→ **YOUR TASK**:
Extract all lines that hold "this" from the records below.

→ **DATA TO PROCESS**:
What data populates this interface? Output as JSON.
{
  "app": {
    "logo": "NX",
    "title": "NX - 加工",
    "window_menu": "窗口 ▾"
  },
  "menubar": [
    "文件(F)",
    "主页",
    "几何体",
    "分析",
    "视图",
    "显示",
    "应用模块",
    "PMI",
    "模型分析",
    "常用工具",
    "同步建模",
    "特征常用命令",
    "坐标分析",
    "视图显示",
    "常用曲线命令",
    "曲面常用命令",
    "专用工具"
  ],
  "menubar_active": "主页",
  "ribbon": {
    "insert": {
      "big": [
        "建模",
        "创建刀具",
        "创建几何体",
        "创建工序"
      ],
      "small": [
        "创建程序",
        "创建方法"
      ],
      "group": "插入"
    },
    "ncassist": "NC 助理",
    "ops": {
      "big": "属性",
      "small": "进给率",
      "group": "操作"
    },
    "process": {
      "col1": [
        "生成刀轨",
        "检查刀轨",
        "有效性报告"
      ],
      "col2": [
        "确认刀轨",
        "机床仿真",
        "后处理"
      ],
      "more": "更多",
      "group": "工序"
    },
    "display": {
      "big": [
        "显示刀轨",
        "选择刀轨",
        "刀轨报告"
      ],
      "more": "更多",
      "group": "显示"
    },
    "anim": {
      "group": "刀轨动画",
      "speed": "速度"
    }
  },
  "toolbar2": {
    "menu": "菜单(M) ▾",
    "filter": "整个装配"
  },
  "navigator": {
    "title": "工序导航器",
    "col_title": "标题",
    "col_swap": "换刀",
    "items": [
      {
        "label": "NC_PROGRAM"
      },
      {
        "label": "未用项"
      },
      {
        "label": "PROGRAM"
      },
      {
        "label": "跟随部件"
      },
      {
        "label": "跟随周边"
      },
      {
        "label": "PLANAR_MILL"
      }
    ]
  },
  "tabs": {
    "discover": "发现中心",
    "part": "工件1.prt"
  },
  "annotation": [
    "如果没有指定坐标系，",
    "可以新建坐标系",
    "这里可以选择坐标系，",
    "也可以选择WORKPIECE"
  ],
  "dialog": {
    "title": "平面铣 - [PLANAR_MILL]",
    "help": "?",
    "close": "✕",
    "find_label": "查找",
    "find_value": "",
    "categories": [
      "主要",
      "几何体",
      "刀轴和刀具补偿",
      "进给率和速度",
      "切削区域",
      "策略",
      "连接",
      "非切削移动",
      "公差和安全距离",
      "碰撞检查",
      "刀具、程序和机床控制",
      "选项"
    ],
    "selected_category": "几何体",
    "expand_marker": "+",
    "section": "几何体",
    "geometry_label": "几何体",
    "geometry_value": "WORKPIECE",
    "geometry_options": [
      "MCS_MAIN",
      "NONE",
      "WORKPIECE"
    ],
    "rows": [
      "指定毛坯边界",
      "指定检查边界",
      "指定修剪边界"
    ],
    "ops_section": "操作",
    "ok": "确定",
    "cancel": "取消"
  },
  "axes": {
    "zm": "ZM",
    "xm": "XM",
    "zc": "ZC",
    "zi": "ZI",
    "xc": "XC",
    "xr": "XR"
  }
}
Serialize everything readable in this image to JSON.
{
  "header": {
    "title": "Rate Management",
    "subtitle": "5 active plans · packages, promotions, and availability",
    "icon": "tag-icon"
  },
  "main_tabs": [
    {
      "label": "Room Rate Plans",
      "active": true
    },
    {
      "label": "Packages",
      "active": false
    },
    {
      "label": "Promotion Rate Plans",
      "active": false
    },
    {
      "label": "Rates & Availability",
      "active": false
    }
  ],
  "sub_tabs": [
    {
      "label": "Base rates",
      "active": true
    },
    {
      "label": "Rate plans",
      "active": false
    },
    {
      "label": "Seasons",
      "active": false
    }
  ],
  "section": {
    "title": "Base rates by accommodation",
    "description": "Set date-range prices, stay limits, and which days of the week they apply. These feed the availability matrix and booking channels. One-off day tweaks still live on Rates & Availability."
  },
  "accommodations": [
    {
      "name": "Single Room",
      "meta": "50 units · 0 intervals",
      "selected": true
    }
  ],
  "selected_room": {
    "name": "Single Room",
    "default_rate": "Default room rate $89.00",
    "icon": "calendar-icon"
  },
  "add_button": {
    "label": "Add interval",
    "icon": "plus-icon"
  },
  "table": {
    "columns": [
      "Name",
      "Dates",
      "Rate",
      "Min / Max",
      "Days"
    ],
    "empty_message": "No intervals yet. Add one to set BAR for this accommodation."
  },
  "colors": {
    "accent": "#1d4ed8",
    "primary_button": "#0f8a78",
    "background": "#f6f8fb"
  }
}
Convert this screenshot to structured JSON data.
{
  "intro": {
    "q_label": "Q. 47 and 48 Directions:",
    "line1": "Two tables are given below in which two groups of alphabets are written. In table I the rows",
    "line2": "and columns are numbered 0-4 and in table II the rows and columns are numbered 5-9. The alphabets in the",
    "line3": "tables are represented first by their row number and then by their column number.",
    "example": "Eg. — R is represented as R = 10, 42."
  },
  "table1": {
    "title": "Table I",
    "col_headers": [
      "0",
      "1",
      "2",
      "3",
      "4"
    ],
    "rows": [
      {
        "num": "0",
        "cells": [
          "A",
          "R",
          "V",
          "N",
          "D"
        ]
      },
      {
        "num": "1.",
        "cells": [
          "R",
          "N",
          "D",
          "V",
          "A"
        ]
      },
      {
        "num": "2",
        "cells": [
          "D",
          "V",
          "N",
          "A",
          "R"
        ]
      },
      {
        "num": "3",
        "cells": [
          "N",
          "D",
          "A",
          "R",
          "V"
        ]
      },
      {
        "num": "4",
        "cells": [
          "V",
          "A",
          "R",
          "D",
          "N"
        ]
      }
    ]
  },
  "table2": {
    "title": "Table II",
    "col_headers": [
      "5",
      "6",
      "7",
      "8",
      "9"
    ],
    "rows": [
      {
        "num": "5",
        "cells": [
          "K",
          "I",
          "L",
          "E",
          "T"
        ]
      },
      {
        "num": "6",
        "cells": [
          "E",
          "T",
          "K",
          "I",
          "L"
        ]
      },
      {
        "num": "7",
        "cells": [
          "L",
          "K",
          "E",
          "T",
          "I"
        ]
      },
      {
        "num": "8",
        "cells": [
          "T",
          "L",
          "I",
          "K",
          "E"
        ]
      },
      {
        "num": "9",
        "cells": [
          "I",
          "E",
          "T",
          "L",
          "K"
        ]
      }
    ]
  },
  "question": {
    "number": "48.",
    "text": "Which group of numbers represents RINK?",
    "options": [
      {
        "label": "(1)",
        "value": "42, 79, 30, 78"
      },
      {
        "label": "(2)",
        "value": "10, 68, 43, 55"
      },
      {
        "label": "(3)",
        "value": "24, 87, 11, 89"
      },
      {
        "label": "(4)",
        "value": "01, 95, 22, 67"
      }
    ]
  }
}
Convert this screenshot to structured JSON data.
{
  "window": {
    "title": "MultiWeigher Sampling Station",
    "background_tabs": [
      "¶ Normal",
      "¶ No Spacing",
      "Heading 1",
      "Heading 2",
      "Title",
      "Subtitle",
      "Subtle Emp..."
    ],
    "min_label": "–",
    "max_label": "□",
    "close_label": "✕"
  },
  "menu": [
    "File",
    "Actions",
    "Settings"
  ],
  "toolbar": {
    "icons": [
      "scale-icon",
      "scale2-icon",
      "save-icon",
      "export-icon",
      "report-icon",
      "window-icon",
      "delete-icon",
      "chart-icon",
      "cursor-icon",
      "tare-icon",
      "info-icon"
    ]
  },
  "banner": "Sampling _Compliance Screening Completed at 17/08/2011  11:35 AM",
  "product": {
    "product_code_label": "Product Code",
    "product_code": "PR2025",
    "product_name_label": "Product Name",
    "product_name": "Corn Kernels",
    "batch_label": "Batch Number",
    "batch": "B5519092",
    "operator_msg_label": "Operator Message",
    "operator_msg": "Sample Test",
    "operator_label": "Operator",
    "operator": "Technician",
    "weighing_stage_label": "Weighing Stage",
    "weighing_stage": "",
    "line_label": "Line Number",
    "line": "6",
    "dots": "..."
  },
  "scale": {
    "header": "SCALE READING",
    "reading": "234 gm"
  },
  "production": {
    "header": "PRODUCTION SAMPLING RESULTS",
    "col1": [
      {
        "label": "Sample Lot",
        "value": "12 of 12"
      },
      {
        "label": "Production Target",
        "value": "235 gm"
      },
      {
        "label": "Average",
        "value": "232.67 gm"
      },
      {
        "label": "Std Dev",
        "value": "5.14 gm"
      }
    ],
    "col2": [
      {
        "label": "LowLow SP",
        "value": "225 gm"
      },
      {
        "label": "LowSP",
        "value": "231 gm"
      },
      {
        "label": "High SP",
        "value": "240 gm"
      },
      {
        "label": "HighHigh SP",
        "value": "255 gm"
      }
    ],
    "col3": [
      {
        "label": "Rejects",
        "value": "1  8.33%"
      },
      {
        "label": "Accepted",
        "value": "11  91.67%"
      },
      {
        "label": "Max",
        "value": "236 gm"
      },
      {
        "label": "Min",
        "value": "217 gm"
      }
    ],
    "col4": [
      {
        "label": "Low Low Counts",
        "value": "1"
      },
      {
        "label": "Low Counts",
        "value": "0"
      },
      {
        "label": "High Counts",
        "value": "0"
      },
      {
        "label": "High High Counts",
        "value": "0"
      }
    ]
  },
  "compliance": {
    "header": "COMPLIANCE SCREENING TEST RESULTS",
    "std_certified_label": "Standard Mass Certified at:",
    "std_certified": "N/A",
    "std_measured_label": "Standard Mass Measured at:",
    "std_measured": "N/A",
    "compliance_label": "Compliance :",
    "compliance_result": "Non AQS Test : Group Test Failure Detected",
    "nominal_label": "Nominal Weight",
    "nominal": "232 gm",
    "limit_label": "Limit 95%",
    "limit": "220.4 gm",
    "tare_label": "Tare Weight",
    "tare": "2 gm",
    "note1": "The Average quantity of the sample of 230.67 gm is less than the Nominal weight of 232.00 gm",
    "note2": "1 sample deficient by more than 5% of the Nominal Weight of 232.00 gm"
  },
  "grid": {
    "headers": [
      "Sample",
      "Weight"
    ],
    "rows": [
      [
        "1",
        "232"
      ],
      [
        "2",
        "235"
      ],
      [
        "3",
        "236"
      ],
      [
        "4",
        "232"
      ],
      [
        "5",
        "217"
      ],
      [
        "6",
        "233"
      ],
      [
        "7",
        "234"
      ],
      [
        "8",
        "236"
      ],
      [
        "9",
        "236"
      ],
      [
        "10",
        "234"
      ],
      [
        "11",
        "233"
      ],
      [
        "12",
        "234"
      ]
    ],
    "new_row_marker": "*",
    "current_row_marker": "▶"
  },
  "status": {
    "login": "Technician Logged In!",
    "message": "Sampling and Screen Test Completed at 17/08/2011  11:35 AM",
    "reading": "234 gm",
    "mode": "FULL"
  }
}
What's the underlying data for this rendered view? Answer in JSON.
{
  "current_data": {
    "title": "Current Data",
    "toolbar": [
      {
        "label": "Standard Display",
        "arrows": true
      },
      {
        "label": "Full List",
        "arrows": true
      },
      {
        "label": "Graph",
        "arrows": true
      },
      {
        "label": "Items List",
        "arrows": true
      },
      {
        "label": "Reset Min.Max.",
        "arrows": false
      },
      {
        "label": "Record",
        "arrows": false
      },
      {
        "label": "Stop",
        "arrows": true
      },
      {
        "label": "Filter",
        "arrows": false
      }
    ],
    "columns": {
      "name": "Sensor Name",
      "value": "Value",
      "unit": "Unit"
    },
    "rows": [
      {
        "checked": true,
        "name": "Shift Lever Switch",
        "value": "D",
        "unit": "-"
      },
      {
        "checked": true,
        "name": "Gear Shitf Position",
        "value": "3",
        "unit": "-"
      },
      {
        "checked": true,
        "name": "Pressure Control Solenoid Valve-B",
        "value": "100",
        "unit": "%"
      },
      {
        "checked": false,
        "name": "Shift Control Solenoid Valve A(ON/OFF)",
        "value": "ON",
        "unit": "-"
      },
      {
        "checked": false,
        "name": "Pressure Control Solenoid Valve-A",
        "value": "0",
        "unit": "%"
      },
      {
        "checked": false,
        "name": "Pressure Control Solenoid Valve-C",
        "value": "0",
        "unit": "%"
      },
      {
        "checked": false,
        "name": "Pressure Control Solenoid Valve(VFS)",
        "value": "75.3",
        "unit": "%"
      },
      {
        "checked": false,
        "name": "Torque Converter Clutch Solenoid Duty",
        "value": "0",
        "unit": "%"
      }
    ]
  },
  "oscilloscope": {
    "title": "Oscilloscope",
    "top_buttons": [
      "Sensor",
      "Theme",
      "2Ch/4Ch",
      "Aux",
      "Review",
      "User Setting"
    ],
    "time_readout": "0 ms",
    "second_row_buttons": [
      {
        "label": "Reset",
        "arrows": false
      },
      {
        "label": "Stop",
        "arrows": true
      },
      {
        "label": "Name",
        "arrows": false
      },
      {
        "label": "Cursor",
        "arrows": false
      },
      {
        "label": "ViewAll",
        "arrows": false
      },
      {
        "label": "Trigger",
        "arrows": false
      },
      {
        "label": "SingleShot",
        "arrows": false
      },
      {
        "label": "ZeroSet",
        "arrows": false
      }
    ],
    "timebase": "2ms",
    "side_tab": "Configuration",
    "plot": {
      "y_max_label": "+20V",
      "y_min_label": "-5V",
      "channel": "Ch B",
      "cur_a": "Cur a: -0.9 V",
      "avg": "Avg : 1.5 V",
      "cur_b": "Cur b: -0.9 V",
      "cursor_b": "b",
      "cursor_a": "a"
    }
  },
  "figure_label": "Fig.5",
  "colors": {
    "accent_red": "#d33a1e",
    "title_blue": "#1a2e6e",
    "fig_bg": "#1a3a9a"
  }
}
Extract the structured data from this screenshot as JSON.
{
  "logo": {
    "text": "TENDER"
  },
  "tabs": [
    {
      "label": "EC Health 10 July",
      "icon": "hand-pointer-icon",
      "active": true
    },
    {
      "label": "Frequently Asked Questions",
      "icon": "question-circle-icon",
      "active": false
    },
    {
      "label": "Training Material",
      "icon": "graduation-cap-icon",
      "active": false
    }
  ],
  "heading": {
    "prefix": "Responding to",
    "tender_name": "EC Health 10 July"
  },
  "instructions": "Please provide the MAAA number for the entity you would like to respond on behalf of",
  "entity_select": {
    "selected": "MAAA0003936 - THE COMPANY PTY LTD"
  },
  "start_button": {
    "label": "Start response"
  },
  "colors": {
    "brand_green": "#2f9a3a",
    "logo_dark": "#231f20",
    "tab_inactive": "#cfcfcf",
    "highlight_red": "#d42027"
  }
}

→ **WRITTEN ANSWER**:
What data populates this interface? Output as JSON.
Serialize everything readable in this image to JSON.
    "empty_message": "No intervals yet. Add one to set BAR for this accommodation."
Convert this screenshot to structured JSON data.
Convert this screenshot to structured JSON data.
What's the underlying data for this rendered view? Answer in JSON.
Extract the structured data from this screenshot as JSON.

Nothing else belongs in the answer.